For several months now, a conversation involving Sam Reinhart often ends up with the young man being compared to Ryan Nugent-Hopkins. Is that accurate?
Sam Reinhart’s scouting report does in fact include a lot of things we read about the Nuge. Cerebral, creative, sublime passer. One area that Reinhart gets nicked is skating, although RNH also got that criticism from some early on.
If they are similar players, they should have similar numbers, right?
They’re actually a really nice match by the boxcars — this could be two seasons by the same player. They’re a match.
SCORING BY DISCIPLINE: EVENS
HUGE difference at even strength for each player. We know from the earlier look at Reinhart, Bennett and Draisaitl there’s not that big a gap between those three players, so the Nuge number appears to be the curio.

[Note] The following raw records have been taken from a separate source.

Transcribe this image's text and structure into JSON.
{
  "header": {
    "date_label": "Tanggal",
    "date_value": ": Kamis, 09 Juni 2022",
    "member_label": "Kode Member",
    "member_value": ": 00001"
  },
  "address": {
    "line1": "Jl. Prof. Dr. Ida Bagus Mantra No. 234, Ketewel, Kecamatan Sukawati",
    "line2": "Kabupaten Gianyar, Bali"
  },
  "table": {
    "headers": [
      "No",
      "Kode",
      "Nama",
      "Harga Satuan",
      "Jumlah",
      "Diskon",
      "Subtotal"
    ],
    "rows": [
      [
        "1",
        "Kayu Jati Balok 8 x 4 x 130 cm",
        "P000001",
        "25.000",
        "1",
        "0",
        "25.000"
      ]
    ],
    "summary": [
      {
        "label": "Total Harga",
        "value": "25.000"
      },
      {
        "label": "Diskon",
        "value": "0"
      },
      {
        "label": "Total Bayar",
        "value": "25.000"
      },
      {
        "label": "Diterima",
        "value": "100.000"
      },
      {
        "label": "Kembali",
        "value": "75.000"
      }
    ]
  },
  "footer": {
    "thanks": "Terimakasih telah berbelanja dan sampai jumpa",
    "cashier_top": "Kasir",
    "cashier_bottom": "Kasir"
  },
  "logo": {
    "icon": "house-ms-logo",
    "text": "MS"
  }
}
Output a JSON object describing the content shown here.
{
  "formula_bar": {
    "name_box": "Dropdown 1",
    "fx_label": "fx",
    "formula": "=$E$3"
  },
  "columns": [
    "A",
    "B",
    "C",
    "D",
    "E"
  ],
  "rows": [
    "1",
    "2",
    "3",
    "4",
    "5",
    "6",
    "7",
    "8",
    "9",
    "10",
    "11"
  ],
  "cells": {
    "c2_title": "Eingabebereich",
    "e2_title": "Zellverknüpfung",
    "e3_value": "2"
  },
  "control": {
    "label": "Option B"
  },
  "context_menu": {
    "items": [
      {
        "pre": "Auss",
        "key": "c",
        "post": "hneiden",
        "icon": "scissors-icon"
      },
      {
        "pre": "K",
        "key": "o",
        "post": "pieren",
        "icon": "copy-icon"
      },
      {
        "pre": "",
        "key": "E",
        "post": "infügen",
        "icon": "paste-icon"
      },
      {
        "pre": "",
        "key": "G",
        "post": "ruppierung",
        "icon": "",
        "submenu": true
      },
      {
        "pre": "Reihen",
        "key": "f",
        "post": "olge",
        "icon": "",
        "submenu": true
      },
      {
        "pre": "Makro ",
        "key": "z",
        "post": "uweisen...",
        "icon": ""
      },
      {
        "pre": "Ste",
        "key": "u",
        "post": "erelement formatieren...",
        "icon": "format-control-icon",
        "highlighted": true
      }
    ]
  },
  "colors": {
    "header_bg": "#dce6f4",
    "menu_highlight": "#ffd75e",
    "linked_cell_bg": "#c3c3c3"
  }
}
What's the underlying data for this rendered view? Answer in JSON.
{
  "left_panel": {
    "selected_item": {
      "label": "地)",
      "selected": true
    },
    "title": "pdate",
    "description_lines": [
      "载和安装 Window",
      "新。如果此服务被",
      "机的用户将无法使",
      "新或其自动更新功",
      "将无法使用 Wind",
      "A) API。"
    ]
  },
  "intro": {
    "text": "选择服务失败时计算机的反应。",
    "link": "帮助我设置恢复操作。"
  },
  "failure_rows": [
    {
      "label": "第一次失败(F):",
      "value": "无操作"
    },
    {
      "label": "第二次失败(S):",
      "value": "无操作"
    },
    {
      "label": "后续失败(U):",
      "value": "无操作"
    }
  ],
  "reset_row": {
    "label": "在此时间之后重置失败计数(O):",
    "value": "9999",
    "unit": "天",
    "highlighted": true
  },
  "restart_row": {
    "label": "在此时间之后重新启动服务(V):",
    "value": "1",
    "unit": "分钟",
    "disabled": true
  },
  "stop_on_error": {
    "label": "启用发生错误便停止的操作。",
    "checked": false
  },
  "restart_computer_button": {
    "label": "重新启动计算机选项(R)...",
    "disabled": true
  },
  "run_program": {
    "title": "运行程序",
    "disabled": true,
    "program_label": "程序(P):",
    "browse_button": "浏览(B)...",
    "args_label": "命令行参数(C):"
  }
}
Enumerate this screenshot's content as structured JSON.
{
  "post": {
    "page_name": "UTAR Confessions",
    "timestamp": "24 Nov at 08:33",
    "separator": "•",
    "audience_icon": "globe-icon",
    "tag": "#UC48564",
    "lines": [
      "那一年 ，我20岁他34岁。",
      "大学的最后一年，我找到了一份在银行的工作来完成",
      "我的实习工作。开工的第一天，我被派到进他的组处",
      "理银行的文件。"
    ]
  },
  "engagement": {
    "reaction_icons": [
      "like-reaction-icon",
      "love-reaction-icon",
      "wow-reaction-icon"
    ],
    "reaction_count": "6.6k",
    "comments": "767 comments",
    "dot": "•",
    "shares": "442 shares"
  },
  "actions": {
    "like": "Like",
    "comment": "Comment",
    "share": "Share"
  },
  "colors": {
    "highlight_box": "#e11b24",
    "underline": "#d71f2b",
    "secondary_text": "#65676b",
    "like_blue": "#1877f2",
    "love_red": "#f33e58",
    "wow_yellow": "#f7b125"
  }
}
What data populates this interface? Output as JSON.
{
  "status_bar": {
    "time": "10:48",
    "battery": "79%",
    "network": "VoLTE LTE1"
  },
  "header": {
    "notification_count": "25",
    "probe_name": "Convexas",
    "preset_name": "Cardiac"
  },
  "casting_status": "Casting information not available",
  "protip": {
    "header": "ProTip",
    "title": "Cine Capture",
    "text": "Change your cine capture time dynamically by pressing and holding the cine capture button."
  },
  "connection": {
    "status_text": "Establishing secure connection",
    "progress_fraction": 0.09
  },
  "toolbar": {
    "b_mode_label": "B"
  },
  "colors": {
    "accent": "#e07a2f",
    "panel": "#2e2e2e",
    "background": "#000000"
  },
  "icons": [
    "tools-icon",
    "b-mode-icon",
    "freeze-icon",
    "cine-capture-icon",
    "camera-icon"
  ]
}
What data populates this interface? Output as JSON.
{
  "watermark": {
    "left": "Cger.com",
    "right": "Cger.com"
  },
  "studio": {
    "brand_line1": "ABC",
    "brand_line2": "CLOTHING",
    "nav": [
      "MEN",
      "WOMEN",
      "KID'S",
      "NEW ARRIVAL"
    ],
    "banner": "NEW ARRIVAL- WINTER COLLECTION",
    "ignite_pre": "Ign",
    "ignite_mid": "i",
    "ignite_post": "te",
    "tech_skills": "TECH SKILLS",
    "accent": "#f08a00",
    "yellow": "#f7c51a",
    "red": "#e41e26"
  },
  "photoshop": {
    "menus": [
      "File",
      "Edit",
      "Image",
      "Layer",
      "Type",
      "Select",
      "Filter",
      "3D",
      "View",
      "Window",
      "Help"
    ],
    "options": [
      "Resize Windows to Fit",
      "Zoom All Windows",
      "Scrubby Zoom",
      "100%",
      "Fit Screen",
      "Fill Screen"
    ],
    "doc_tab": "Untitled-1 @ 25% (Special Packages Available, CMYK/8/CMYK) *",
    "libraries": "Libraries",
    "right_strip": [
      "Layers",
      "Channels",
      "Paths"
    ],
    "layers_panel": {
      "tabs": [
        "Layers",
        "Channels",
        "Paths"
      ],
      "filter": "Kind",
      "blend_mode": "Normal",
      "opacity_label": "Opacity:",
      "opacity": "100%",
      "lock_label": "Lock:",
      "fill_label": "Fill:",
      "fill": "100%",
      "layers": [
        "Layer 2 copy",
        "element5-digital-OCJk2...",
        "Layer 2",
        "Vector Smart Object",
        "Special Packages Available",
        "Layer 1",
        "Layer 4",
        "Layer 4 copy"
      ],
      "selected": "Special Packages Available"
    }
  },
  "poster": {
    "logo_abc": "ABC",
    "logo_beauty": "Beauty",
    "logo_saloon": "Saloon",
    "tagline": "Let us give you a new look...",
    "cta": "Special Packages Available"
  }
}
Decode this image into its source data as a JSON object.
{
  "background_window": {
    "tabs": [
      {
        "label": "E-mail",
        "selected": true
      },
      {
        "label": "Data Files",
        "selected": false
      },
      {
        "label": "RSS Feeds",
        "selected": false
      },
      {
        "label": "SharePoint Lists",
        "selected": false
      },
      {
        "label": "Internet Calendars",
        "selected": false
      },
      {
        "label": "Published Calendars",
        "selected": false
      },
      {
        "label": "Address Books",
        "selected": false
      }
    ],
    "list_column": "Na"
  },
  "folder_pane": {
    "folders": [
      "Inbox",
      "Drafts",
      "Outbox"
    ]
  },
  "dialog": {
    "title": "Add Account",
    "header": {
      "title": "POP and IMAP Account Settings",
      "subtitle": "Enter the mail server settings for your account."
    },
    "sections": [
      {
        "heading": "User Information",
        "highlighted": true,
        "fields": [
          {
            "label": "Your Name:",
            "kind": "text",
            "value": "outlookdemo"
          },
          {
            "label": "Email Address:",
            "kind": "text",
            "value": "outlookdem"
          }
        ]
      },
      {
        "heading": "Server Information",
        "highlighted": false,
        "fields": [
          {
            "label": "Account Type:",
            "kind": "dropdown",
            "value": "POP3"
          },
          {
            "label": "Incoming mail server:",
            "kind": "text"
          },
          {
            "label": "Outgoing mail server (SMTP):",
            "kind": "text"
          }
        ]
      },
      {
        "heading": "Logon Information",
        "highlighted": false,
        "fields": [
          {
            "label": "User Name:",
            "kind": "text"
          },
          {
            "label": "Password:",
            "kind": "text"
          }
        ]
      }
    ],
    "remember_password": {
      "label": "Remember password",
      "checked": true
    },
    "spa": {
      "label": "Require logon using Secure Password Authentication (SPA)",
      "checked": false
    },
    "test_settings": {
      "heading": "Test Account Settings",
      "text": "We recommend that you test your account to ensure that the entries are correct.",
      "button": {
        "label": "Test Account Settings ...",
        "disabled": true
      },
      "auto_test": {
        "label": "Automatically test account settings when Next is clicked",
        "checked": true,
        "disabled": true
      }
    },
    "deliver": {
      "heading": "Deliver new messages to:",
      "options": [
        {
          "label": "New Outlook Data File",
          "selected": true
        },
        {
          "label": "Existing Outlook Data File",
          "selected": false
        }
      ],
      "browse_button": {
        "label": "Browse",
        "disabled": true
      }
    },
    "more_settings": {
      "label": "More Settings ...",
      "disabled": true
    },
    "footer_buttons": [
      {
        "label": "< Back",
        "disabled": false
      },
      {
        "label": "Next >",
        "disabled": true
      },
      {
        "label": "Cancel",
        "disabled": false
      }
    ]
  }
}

In the NHL so far, Nuge has scored 59% of his NHL points at evens (Taylor Hall 71% by comparison), but in RNH’s final junior season it represented only 44%.
Reinhart scored 60% of his points this season at even strength.
SCORING BY DISCIPLINE: POWER PLAY
56% of the Nuge’s points in his draft year came on the power play, compared to Reinhart’s 38%. That’s a significant difference. Nuge’s Red Deer team scored 80PP goals, 7 shorthanded goals and 181 at even strength. Reinhart’s team scored 62PP goals, 5 shorthanded goals and 168 at even strength.
RNH was part of 74% of the Rebels PP scoring, 64.5%, so much of the difference appears to have come in team success. All of this is interesting, but without TOI totals I’m not sure how much we can say with authority. It does seem clear based on the splits that the Nuge is a more effective power-play center and Reinhart scored more at even strength. It COULD imply that Reinhart is in fact a better offensive player. I’m not certain we can state that as a fact.
They’re pretty much the same, their WHL pages say they were both 6.0, and Nuge’s 173 pounds trails Reinhart by 10 pounds. I’m not sure if these are absolutely accurate but it’s worth noting.
WHAT DOES IT ALL MEAN?
Reading the situation incorrectly can make a man look like an idiot. We don’t know the TOI for either player—at even strength or on the power play—and the differences in their scoring totals may not reflect actual ability. I do recall the Rebels rolling four lines at evens during Nuge’s final season in Red Deer. That could explain what we’re looking at here.
Having said that, it’s a very curious item. It makes sense that you’d like an even-strength scorer over a power-play specialist, and that would favor Reinhart in this case.
Sam Reinhart is an interesting prospect.